I first fell in love with salsify when working at a French Restaurant in San Francisco. The edible root portion most commonly served in restaurants, looks like a dirty tree branch but when properly prepared, has an extremely unique flavor and texture that closely resembles a cross between parsnip and potato. A member of the sunflower family, salsify is a tuber that can be used just like any other common root vegetable.
To prep salsify, use a flat peeler, removing the "bark like" outer coating. You will be using the same technique as discussed in our video on How To Peel A Carrot, using rapid fluid movements running the peeler down the length of the salsify while rotating it a few degrees with each new pass.
From here, I like to cut the salsify into manageable chunks, but in all honesty, you can leave it whole if it better suites your purpose.
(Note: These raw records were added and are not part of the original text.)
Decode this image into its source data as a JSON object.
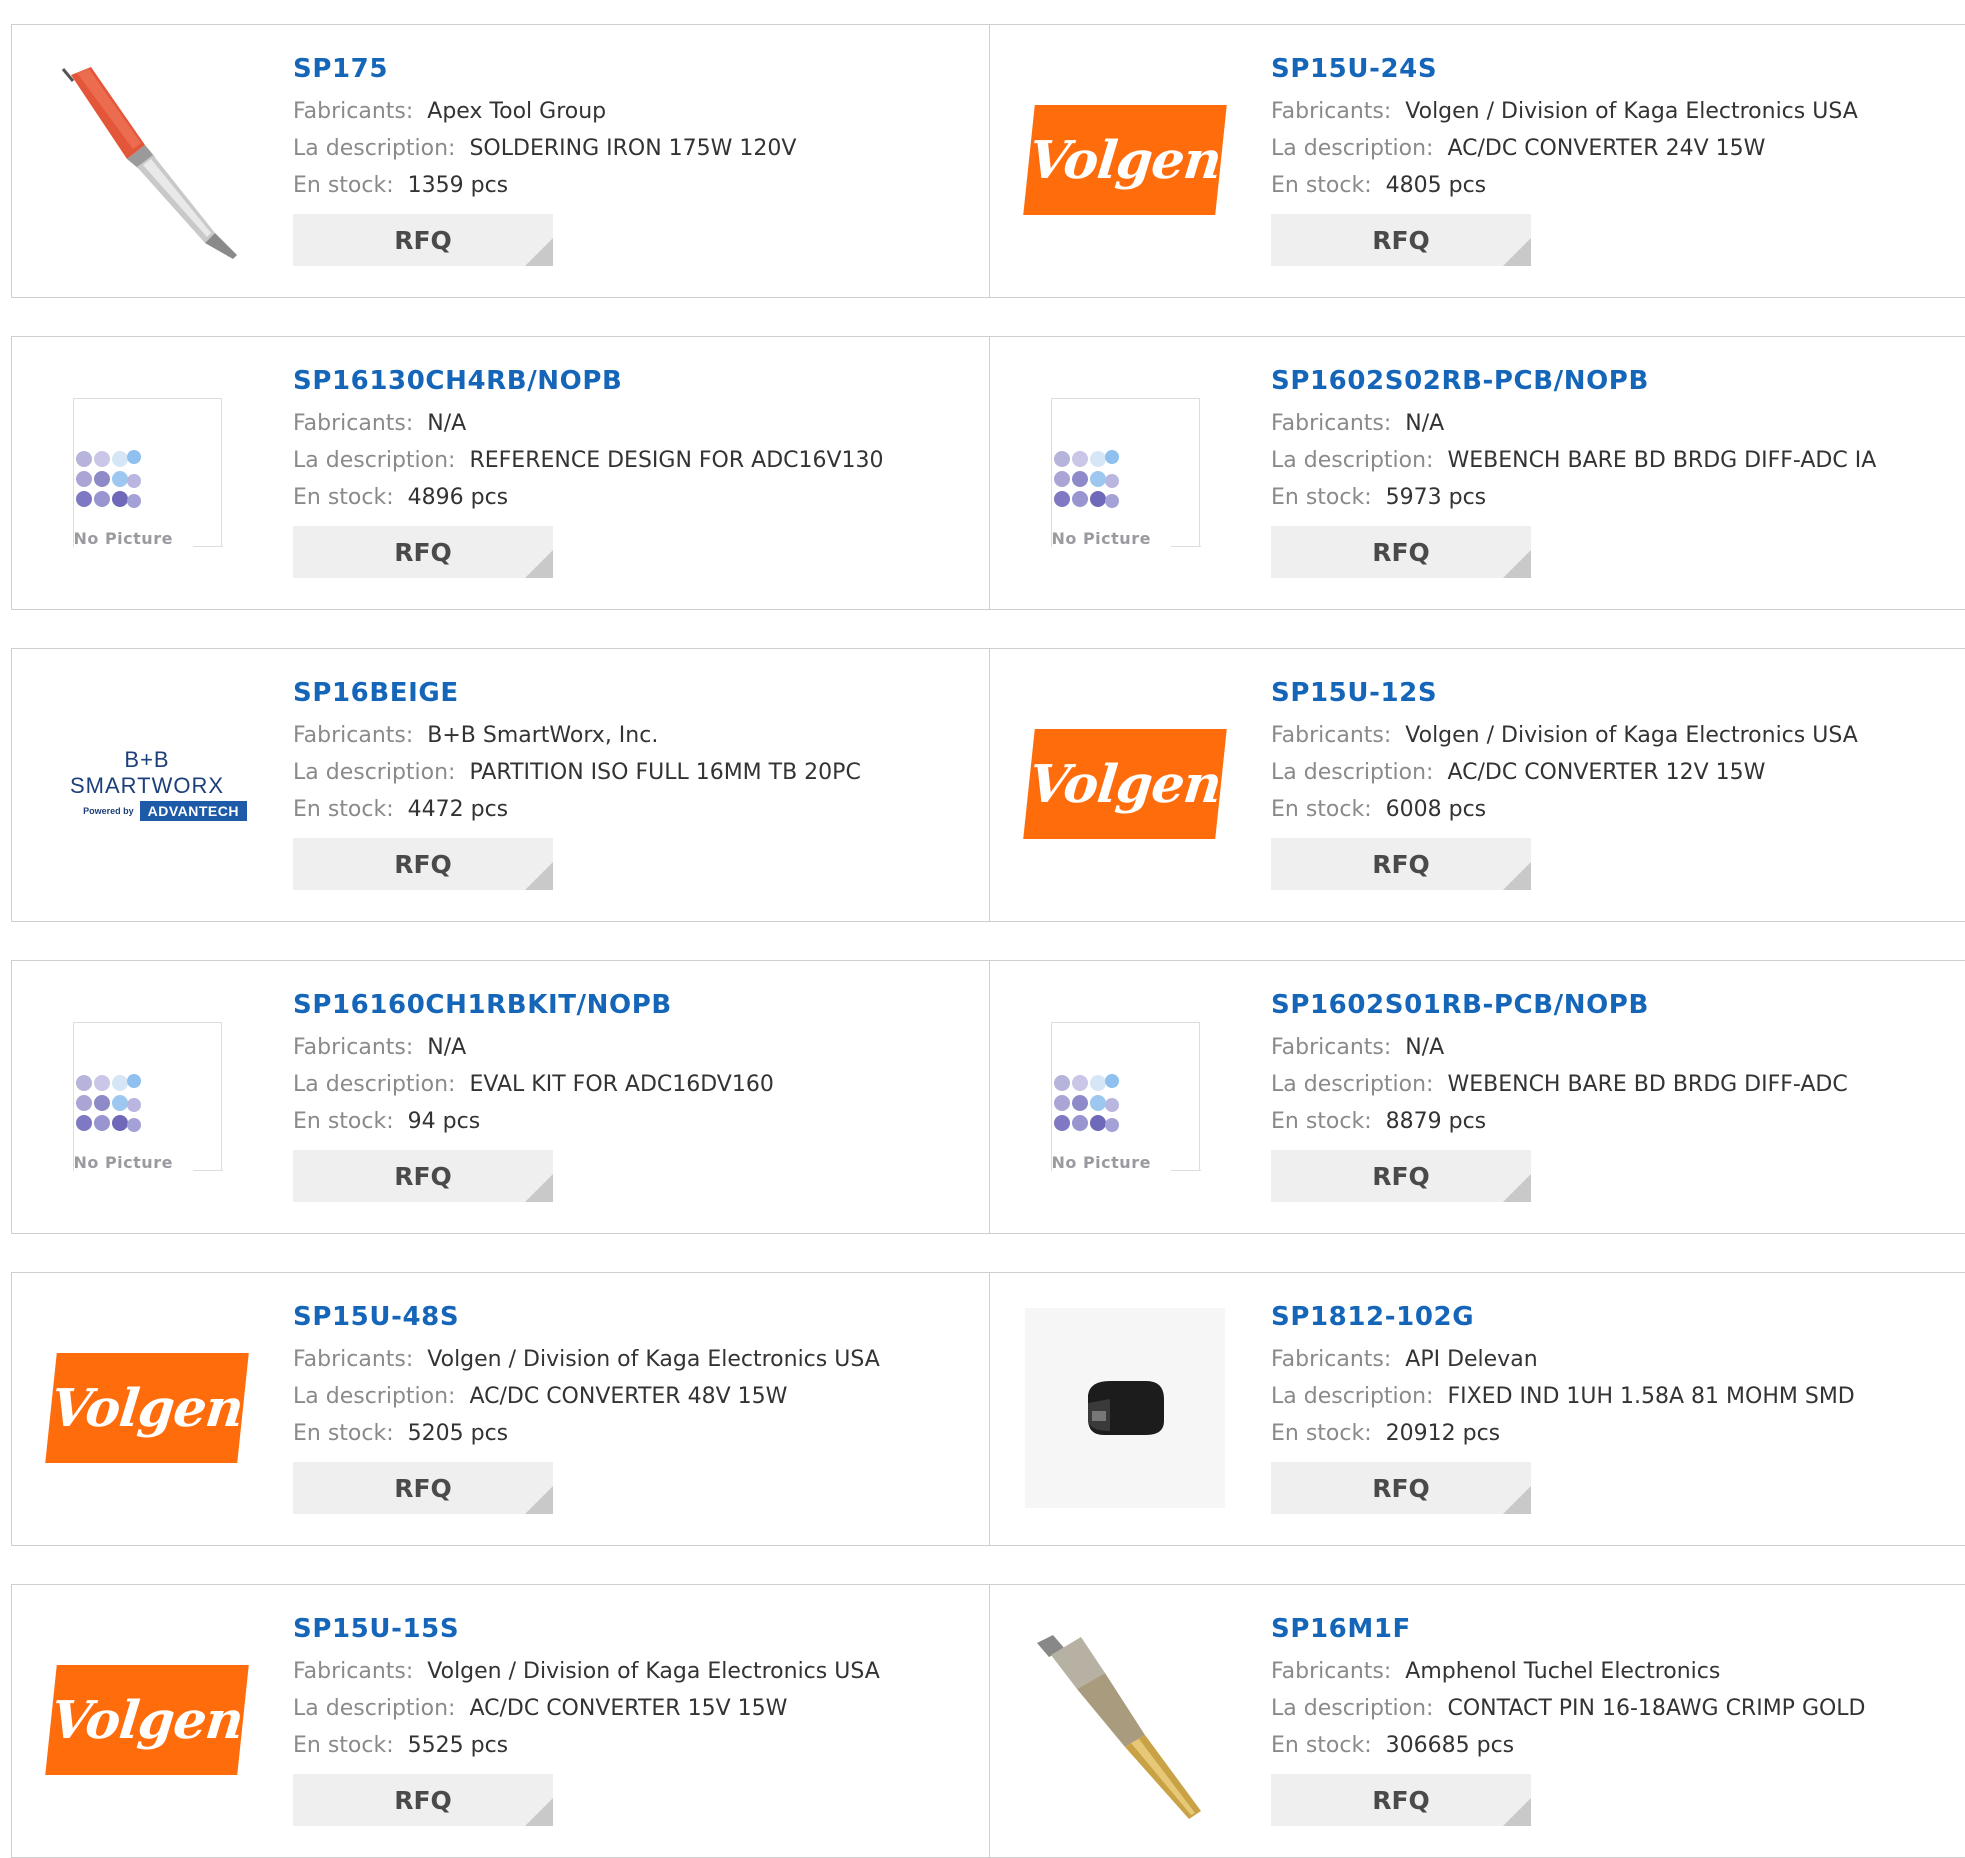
{
  "labels": {
    "manufacturer": "Fabricants:",
    "description": "La description:",
    "stock": "En stock:",
    "rfq": "RFQ"
  },
  "no_picture_text": "No Picture",
  "volgen_logo_text": "Volgen",
  "bb_logo": {
    "line1": "B+B SMARTWORX",
    "powered": "Powered by",
    "advantech": "ADVANTECH"
  },
  "colors": {
    "part_link": "#1565b8",
    "volgen_orange": "#ff6c0c",
    "label_gray": "#8a8a8a"
  },
  "products": [
    {
      "part": "SP175",
      "manufacturer": "Apex Tool Group",
      "description": "SOLDERING IRON 175W 120V",
      "stock": "1359 pcs",
      "image": "soldering-iron"
    },
    {
      "part": "SP15U-24S",
      "manufacturer": "Volgen / Division of Kaga Electronics USA",
      "description": "AC/DC CONVERTER 24V 15W",
      "stock": "4805 pcs",
      "image": "volgen-logo"
    },
    {
      "part": "SP16130CH4RB/NOPB",
      "manufacturer": "N/A",
      "description": "REFERENCE DESIGN FOR ADC16V130",
      "stock": "4896 pcs",
      "image": "no-picture"
    },
    {
      "part": "SP1602S02RB-PCB/NOPB",
      "manufacturer": "N/A",
      "description": "WEBENCH BARE BD BRDG DIFF-ADC IA",
      "stock": "5973 pcs",
      "image": "no-picture"
    },
    {
      "part": "SP16BEIGE",
      "manufacturer": "B+B SmartWorx, Inc.",
      "description": "PARTITION ISO FULL 16MM TB 20PC",
      "stock": "4472 pcs",
      "image": "bb-smartworx-logo"
    },
    {
      "part": "SP15U-12S",
      "manufacturer": "Volgen / Division of Kaga Electronics USA",
      "description": "AC/DC CONVERTER 12V 15W",
      "stock": "6008 pcs",
      "image": "volgen-logo"
    },
    {
      "part": "SP16160CH1RBKIT/NOPB",
      "manufacturer": "N/A",
      "description": "EVAL KIT FOR ADC16DV160",
      "stock": "94 pcs",
      "image": "no-picture"
    },
    {
      "part": "SP1602S01RB-PCB/NOPB",
      "manufacturer": "N/A",
      "description": "WEBENCH BARE BD BRDG DIFF-ADC",
      "stock": "8879 pcs",
      "image": "no-picture"
    },
    {
      "part": "SP15U-48S",
      "manufacturer": "Volgen / Division of Kaga Electronics USA",
      "description": "AC/DC CONVERTER 48V 15W",
      "stock": "5205 pcs",
      "image": "volgen-logo"
    },
    {
      "part": "SP1812-102G",
      "manufacturer": "API Delevan",
      "description": "FIXED IND 1UH 1.58A 81 MOHM SMD",
      "stock": "20912 pcs",
      "image": "smd-inductor"
    },
    {
      "part": "SP15U-15S",
      "manufacturer": "Volgen / Division of Kaga Electronics USA",
      "description": "AC/DC CONVERTER 15V 15W",
      "stock": "5525 pcs",
      "image": "volgen-logo"
    },
    {
      "part": "SP16M1F",
      "manufacturer": "Amphenol Tuchel Electronics",
      "description": "CONTACT PIN 16-18AWG CRIMP GOLD",
      "stock": "306685 pcs",
      "image": "contact-pin"
    }
  ]
}
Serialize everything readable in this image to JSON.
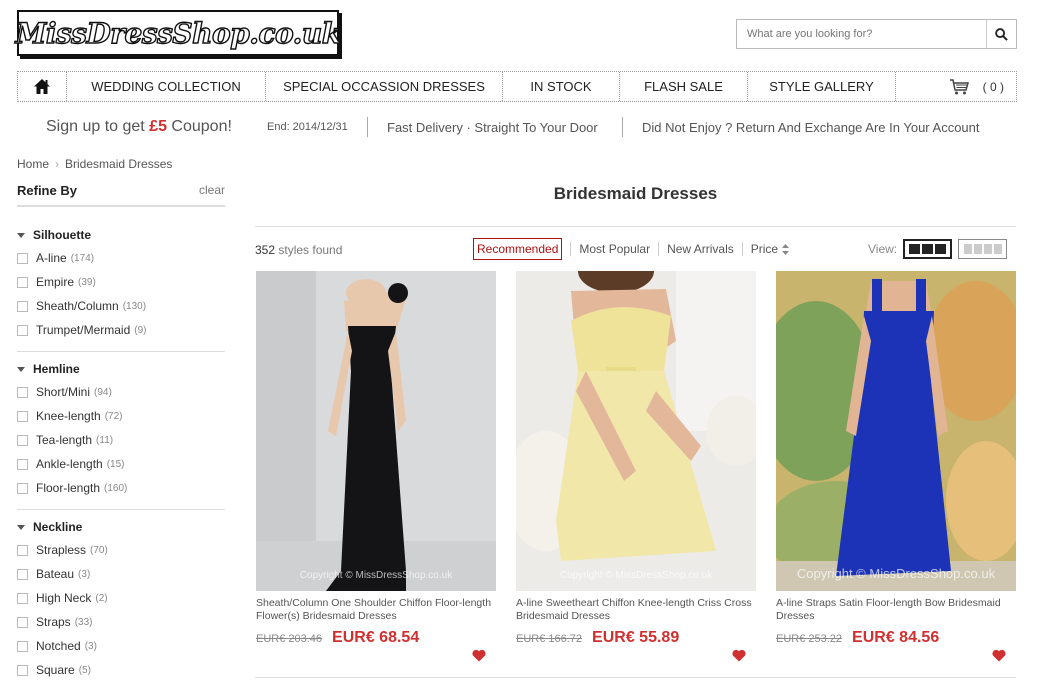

Place the peeled salsify in cold water that is slightly acidulated with lemon juice to prevent oxidation.
Salt the water just as you would when blanching any other root vegetable, (the water should taste slightly less salty then sea water), and bring to a boil over high heat. Once the water boils, place the entire pot into a clean sink, run cold water into the pot for about 2-3 minutes, and then fill with an ice bath.
This salsify is now ready to be sautéd, roasted, grilled, etc., and goes great with just about any type of protein, especially beef and lamb.